Connecting with nature and gaining physical and spiritually renewal from time spent outdoors has never been more necessary. For over 70 years our National Parks have been inspiring visitors with their stunning natural splendour, beautiful wildlife and fascinating cultural heritage. These exceptional areas have been designated on behalf of
the entire nation because of their incredibly special qualities – they are simply unique.
There are 15 National Parks in total, ten in England, three in Wales and two in Scotland:
With Covid still part of our lives, the National Parks UK have put together a four step guide to planning a visit during the pandemic which you can find here.
General hints and tips to get the most out of your visit
We have summarised advice from the National Parks website on how to have a great visit and stay safe.
Dress the part
The Lake District Rangers have coined the term Crocaneer for people that try to climb hills and mountains in sliders. It’s not a good idea!
To coin the well used phrased – there’s no such thing as bad weather, only unsuitable clothing. There’s no need to spend lots on expensive gear, but you should have suitable clothing for conditions that you might face. Check with National Parks for their advice on what you might need depending on your plans and the season. Hot and sunny at the bottom of a hill can quickly turn to cold and wet even half an hour into a climb. The best advice is to always check the forecast before you set out and always err on the side of caution.
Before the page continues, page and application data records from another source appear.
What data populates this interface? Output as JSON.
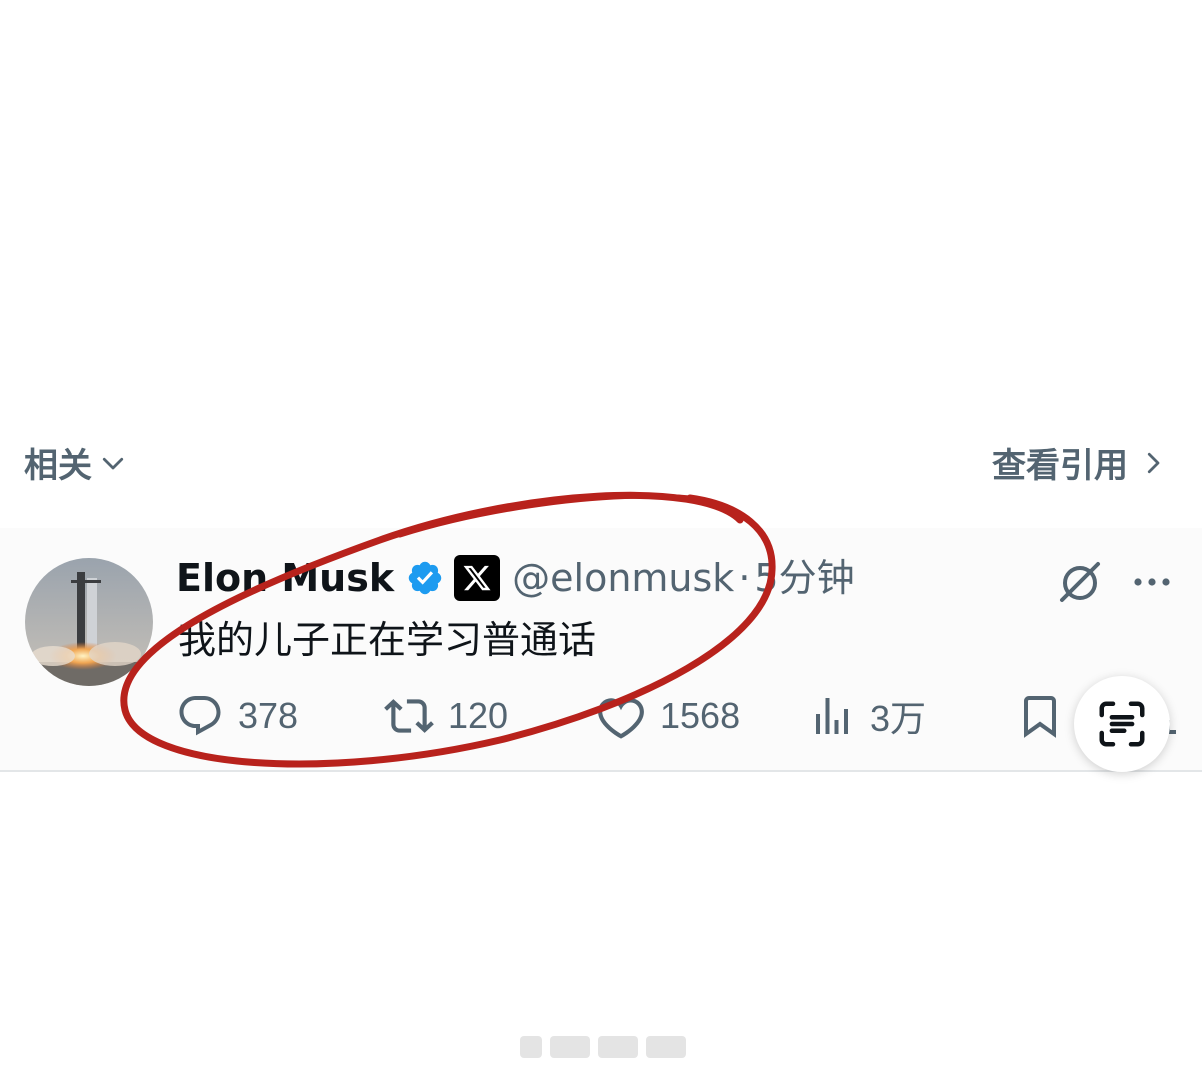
{
  "section": {
    "related_label": "相关",
    "quotes_link": "查看引用"
  },
  "tweet": {
    "author_name": "Elon Musk",
    "handle": "@elonmusk",
    "separator": "·",
    "time": "5分钟",
    "text": "我的儿子正在学习普通话",
    "actions": {
      "replies": "378",
      "retweets": "120",
      "likes": "1568",
      "views": "3万"
    }
  },
  "colors": {
    "secondary_text": "#536471",
    "verified_blue": "#1d9bf0",
    "annotation_red": "#b8221c"
  },
  "icons": {
    "related": "chevron-down-icon",
    "quotes": "chevron-right-icon",
    "verified": "verified-badge-icon",
    "affiliation": "x-logo-icon",
    "grok": "grok-icon",
    "more": "more-dots-icon",
    "reply": "reply-bubble-icon",
    "retweet": "retweet-icon",
    "like": "heart-icon",
    "views": "bar-chart-icon",
    "bookmark": "bookmark-icon",
    "scan": "scan-text-icon"
  }
}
If you are travelling by car, it’s important to check that parking is available at your intended destination. Check the website of the National Park you are visiting. It’s also worth considering using public transport, it’s more environmentally sustainable and you can enjoy a well-deserved pint or glass of wine at the end of the day.
Do you have to pay to get into a National Park?
There is no cost to enter a national park in the UK. Our National Parks were founded in the same post war social reforms that saw the creation of council housing and the NHS, and are free at the point of access. They are also the homes and workplaces of many people.
What is the Countryside Code?
Whenever you are visiting the countryside, it’s important to follow the Countryside Code. This helps keep you safe and helps you protect the wildlife and landscapes that you’re visiting. You can download a short COVID updated version here and the full version here. Scotland has its own version called the Outdoor Access Code which you can find here.
Who collects the rubbish?
If you put your rubbish in a bin it will usually be the local authority that collects it. However if you drop it in the countryside then I’m afraid that a bird, a squirrel,or other wildlife may be the next one to find it. As with the rest of the British countryside, when you are visiting a National Park plan to take all your rubbish home.
RURALMUM TIP – always carry a bag in your rucksack so you can keep all your rubbish together.
Know the way
As my family have discovered, you can’t rely on having a phone signal in National Parks even on popular routes. The National Parks all have great guides to established walks and maps and many of these are designed especially for the inexperienced walker and map reader.
Will there be anyone to help me if I get lost?
National Parks do employ Rangers – in Scotland they are called Wardens – their role involves a broad range of things but you may not see one even if you are out for an entire day walking.
Can I get WiFi or mobile signal in National Parks?
It’s unlikely that you will get WiFi unless it’s supplied by your accommodation, cafe or a pub you’re in. You might not even get a phone signal.
Should I always shut gates in the countryside?
The Countryside Code says that gates should be left the way you find them. If they are open, please leave them open.
Can I camp in a National Park?
Much of the land in National Parks is privately owned and therefore you need to follow the guidance given by each National Park about camping, it can be quite restrictive but that’s with good reason. Read the Ruralmums article on camping here.
Parks for all
National Parks in the UK have 204 routes specified as suitable for those with access challenges.
National Park experiences
The National Parks Experiences initiative is a collection of activities that offer an authentic insight into the landscape and special qualities of a National Park. They include Explore Dartmoor on horseback and guided discovery walks – the one that caught my attention was the Hound of the Baskervilles tour. A proportion of the booking fee is reinvested into sustainable tourism initiatives.
Even if you do intend to visit by car, it’s worth considering public transport as a link in your journey once you arrive. The parks have lots of information on this – think about making the journey part of your adventure.
A bed for the night
You can find accommodation to suit every budget and taste. There are luxury hotels, cosy rental cottages, B&B’s and to get closest to nature – camping. Always check on local restrictions and permissions. Youth hostels can be a cost effective option and can offer accommodation for the whole family.
Can I have a campfire or BBQs?
The answer here is definitely a no – unless you are in a campsite which specifically allows BBQs. Wildfires cause irreparable damage every year and place life and property in danger, and they are often caused by the single use BBQs.
Can I bring my dog to a National Park?
Dogs are very welcome as long as they are kept under control and you follow any signs to put them on their lead. If your dog does a poo – anywhere – bag it and put it in a bin.
More information on our National Parks can be found here.